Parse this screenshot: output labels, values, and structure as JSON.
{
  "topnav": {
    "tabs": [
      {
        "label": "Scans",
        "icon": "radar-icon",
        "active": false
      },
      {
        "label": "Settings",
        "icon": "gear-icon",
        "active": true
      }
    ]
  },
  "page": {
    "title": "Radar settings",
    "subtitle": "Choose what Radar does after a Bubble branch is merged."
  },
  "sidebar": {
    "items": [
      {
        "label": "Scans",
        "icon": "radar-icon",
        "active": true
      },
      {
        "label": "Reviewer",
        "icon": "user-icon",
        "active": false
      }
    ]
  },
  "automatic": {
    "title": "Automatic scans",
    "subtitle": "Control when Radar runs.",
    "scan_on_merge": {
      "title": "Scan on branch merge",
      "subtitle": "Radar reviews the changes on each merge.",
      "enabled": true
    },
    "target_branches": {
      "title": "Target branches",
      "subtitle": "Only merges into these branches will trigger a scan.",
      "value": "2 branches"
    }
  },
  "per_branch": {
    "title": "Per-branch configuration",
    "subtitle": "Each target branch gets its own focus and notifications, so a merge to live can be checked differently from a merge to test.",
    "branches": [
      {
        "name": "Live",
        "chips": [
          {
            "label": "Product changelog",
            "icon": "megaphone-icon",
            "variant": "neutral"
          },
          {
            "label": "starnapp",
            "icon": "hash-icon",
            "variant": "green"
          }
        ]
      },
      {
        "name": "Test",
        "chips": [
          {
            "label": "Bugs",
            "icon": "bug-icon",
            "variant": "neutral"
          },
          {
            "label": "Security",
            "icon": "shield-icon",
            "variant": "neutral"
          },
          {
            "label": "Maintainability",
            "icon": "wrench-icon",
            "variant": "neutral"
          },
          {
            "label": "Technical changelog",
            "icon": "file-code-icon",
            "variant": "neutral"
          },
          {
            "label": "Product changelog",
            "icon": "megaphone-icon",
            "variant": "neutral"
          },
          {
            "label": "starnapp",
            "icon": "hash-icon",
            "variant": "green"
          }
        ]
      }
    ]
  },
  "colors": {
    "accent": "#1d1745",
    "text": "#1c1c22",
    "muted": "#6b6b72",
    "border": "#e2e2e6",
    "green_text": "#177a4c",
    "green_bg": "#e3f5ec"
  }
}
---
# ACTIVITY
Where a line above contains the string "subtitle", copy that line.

# RESPONSE TO THIS TASK
    "subtitle": "Choose what Radar does after a Bubble branch is merged."
    "subtitle": "Control when Radar runs.",
      "subtitle": "Radar reviews the changes on each merge.",
      "subtitle": "Only merges into these branches will trigger a scan.",
    "subtitle": "Each target branch gets its own focus and notifications, so a merge to live can be checked differently from a merge to test.",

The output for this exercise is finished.